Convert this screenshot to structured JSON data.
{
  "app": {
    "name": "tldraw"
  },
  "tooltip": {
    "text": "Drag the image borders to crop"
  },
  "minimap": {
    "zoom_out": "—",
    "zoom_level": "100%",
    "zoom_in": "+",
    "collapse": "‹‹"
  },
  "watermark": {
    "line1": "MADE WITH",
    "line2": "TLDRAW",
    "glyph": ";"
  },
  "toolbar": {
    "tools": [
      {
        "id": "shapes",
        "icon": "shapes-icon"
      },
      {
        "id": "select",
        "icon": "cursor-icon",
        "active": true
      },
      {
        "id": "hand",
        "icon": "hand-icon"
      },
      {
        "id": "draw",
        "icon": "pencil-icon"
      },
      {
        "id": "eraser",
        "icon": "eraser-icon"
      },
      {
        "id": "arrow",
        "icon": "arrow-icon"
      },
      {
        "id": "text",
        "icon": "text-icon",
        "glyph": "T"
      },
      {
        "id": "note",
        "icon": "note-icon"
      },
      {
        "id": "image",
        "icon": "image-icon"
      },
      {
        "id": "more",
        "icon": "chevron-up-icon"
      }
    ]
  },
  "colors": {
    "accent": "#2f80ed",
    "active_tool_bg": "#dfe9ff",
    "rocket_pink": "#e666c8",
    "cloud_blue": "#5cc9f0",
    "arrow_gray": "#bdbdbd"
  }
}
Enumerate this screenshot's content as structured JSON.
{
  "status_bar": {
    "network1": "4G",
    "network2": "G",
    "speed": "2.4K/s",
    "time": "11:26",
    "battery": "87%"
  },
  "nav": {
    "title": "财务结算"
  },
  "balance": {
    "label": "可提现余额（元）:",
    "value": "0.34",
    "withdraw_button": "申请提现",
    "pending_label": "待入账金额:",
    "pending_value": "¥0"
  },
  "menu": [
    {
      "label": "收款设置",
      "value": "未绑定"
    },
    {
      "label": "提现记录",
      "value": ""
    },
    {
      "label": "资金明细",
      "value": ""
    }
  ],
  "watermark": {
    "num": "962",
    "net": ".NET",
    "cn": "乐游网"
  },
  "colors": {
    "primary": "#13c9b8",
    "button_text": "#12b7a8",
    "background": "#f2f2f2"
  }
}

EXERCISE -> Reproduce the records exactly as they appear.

WORKED SOLUTION ->
Convert this screenshot to structured JSON data.
{
  "app": {
    "name": "tldraw"
  },
  "tooltip": {
    "text": "Drag the image borders to crop"
  },
  "minimap": {
    "zoom_out": "—",
    "zoom_level": "100%",
    "zoom_in": "+",
    "collapse": "‹‹"
  },
  "watermark": {
    "line1": "MADE WITH",
    "line2": "TLDRAW",
    "glyph": ";"
  },
  "toolbar": {
    "tools": [
      {
        "id": "shapes",
        "icon": "shapes-icon"
      },
      {
        "id": "select",
        "icon": "cursor-icon",
        "active": true
      },
      {
        "id": "hand",
        "icon": "hand-icon"
      },
      {
        "id": "draw",
        "icon": "pencil-icon"
      },
      {
        "id": "eraser",
        "icon": "eraser-icon"
      },
      {
        "id": "arrow",
        "icon": "arrow-icon"
      },
      {
        "id": "text",
        "icon": "text-icon",
        "glyph": "T"
      },
      {
        "id": "note",
        "icon": "note-icon"
      },
      {
        "id": "image",
        "icon": "image-icon"
      },
      {
        "id": "more",
        "icon": "chevron-up-icon"
      }
    ]
  },
  "colors": {
    "accent": "#2f80ed",
    "active_tool_bg": "#dfe9ff",
    "rocket_pink": "#e666c8",
    "cloud_blue": "#5cc9f0",
    "arrow_gray": "#bdbdbd"
  }
}
Enumerate this screenshot's content as structured JSON.
{
  "status_bar": {
    "network1": "4G",
    "network2": "G",
    "speed": "2.4K/s",
    "time": "11:26",
    "battery": "87%"
  },
  "nav": {
    "title": "财务结算"
  },
  "balance": {
    "label": "可提现余额（元）:",
    "value": "0.34",
    "withdraw_button": "申请提现",
    "pending_label": "待入账金额:",
    "pending_value": "¥0"
  },
  "menu": [
    {
      "label": "收款设置",
      "value": "未绑定"
    },
    {
      "label": "提现记录",
      "value": ""
    },
    {
      "label": "资金明细",
      "value": ""
    }
  ],
  "watermark": {
    "num": "962",
    "net": ".NET",
    "cn": "乐游网"
  },
  "colors": {
    "primary": "#13c9b8",
    "button_text": "#12b7a8",
    "background": "#f2f2f2"
  }
}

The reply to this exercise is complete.